The American shrew-mole (Neurotrichus gibbsii) is the smallest North American mole. It is the only living member of the genus Neurotrichus and the tribe Neurotrichini. It is also known as Gibb's shrew mole, and least shrew mole. It is not closely related to the Asian shrew moles (Uropsilus and Urotrichini). It is found in damp forested or bushy areas with deep loose soils in the northwestern United States and southwestern British Columbia. It has dark grey fur, a long flattened snout and has a short but thick bristled tail. It is about 10 centimetres (3.9 in) in length including a 3 centimetres (1.2 in) long tail and weighs about 10 grams (0.35 oz). Its front paws are smaller and do not face outwards from the body as in more fossorial moles, and so are more similar to those of shrews. It has 36 teeth.
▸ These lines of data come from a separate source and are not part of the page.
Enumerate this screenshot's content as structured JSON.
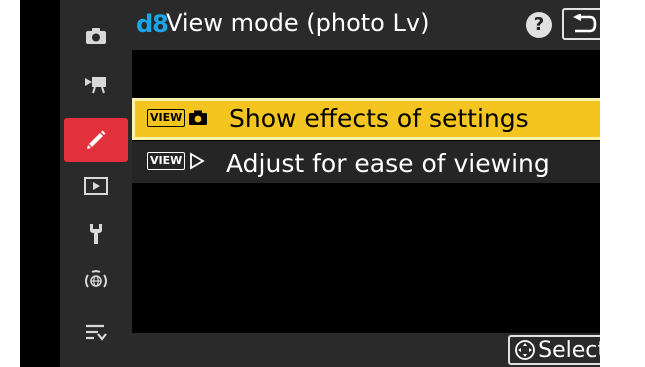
{
  "header": {
    "menu_code": "d8",
    "title": "View mode (photo Lv)",
    "help_label": "?"
  },
  "sidebar": {
    "tabs": [
      {
        "name": "photo-shooting-menu",
        "icon": "camera-icon",
        "active": false
      },
      {
        "name": "movie-recording-menu",
        "icon": "movie-camera-icon",
        "active": false
      },
      {
        "name": "custom-settings-menu",
        "icon": "pencil-icon",
        "active": true
      },
      {
        "name": "playback-menu",
        "icon": "playback-icon",
        "active": false
      },
      {
        "name": "setup-menu",
        "icon": "wrench-icon",
        "active": false
      },
      {
        "name": "network-menu",
        "icon": "network-icon",
        "active": false
      },
      {
        "name": "my-menu",
        "icon": "my-menu-icon",
        "active": false
      }
    ]
  },
  "options": [
    {
      "badge": "VIEW",
      "icon": "camera-icon",
      "label": "Show effects of settings",
      "selected": true
    },
    {
      "badge": "VIEW",
      "icon": "play-outline-icon",
      "label": "Adjust for ease of viewing",
      "selected": false
    }
  ],
  "footer": {
    "select_label": "Select"
  },
  "colors": {
    "selected_row": "#f4c420",
    "active_tab": "#e1313b",
    "menu_code": "#1ca5e8"
  }
}
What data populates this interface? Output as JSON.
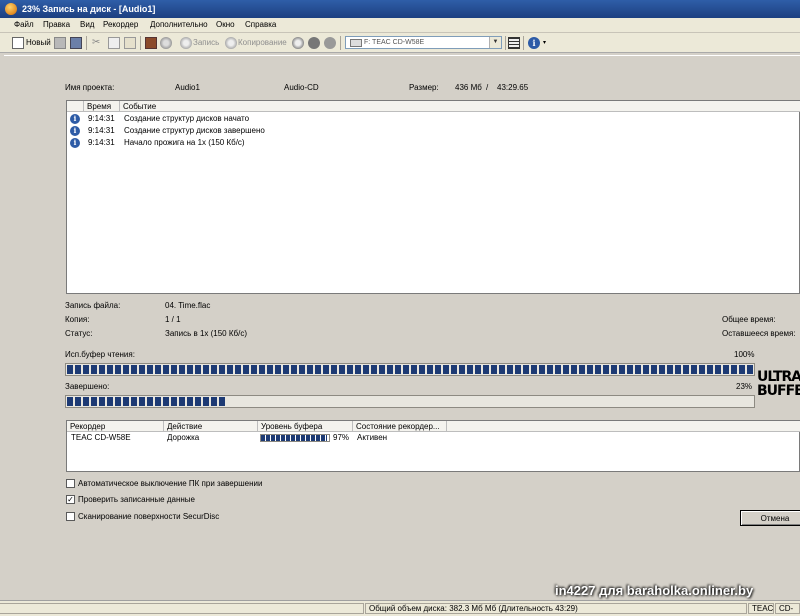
{
  "window": {
    "title": "23% Запись на диск - [Audio1]"
  },
  "menu": [
    "Файл",
    "Правка",
    "Вид",
    "Рекордер",
    "Дополнительно",
    "Окно",
    "Справка"
  ],
  "toolbar": {
    "new_label": "Новый",
    "burn_label": "Запись",
    "copy_label": "Копирование",
    "drive": "F: TEAC CD-W58E"
  },
  "project": {
    "name_label": "Имя проекта:",
    "name_value": "Audio1",
    "type": "Audio-CD",
    "size_label": "Размер:",
    "size_mb": "436 Мб",
    "size_sep": "/",
    "size_time": "43:29.65"
  },
  "log": {
    "columns": [
      "Время",
      "Событие"
    ],
    "rows": [
      {
        "time": "9:14:31",
        "event": "Создание структур дисков начато"
      },
      {
        "time": "9:14:31",
        "event": "Создание структур дисков завершено"
      },
      {
        "time": "9:14:31",
        "event": "Начало прожига на 1x (150 Кб/с)"
      }
    ]
  },
  "status": {
    "file_label": "Запись файла:",
    "file_value": "04. Time.flac",
    "copy_label": "Копия:",
    "copy_value": "1 / 1",
    "status_label": "Статус:",
    "status_value": "Запись в 1x (150 Кб/с)",
    "total_time_label": "Общее время:",
    "remaining_time_label": "Оставшееся время:"
  },
  "progress": {
    "buffer_label": "Исп.буфер чтения:",
    "buffer_pct_text": "100%",
    "buffer_value": 1.0,
    "done_label": "Завершено:",
    "done_pct_text": "23%",
    "done_value": 0.23
  },
  "logo_text": "ULTRA BUFFER",
  "recorder": {
    "columns": [
      "Рекордер",
      "Действие",
      "Уровень буфера",
      "Состояние рекордер..."
    ],
    "row": {
      "name": "TEAC CD-W58E",
      "action": "Дорожка",
      "buffer_pct_text": "97%",
      "buffer_value": 0.97,
      "state": "Активен"
    }
  },
  "options": [
    {
      "label": "Автоматическое выключение ПК при завершении",
      "checked": false
    },
    {
      "label": "Проверить записанные данные",
      "checked": true
    },
    {
      "label": "Сканирование поверхности SecurDisc",
      "checked": false
    }
  ],
  "cancel_label": "Отмена",
  "statusbar": {
    "total": "Общий объем диска: 382.3 Мб Мб (Длительность 43:29)",
    "drive": "TEAC",
    "drive2": "CD-W"
  },
  "watermark": "in4227 для baraholka.onliner.by"
}
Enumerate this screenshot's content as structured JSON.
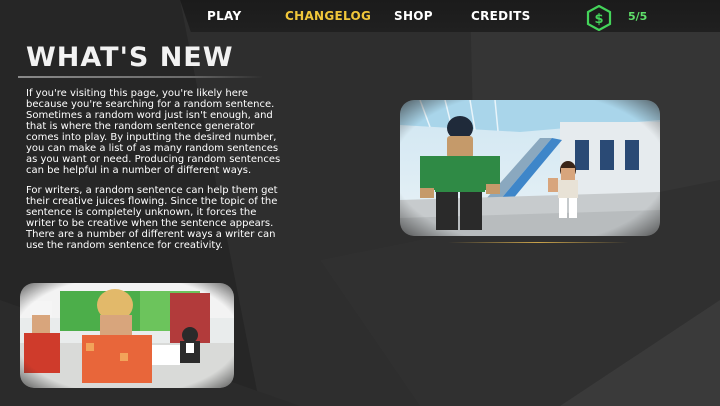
{
  "nav": {
    "items": [
      {
        "label": "PLAY",
        "active": false
      },
      {
        "label": "CHANGELOG",
        "active": true
      },
      {
        "label": "SHOP",
        "active": false
      },
      {
        "label": "CREDITS",
        "active": false
      }
    ],
    "currency_icon": "dollar-hexagon-icon",
    "currency_count": "5/5"
  },
  "page": {
    "title": "WHAT'S NEW",
    "paragraphs": [
      "If you're visiting this page, you're likely here because you're searching for a random sentence. Sometimes a random word just isn't enough, and that is where the random sentence generator comes into play. By inputting the desired number, you can make a list of as many random sentences as you want or need. Producing random sentences can be helpful in a number of different ways.",
      "For writers, a random sentence can help them get their creative juices flowing. Since the topic of the sentence is completely unknown, it forces the writer to be creative when the sentence appears. There are a number of different ways a writer can use the random sentence for creativity."
    ]
  },
  "colors": {
    "active_nav": "#f0c63a",
    "currency": "#5fe06a",
    "background": "#262626"
  }
}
This mole is often active above ground, foraging in leaf litter for earthworms, insects, snails and slugs. It is able to climb bushes. Predators include owls, hawks and mustelids. Females have litters with 1 to 4 young
Spotted in Coastal Redwood Forest in San Mateo County, California.
The Shrew-Mole makes a shallow burrow and is often seen aboveground hunting for food.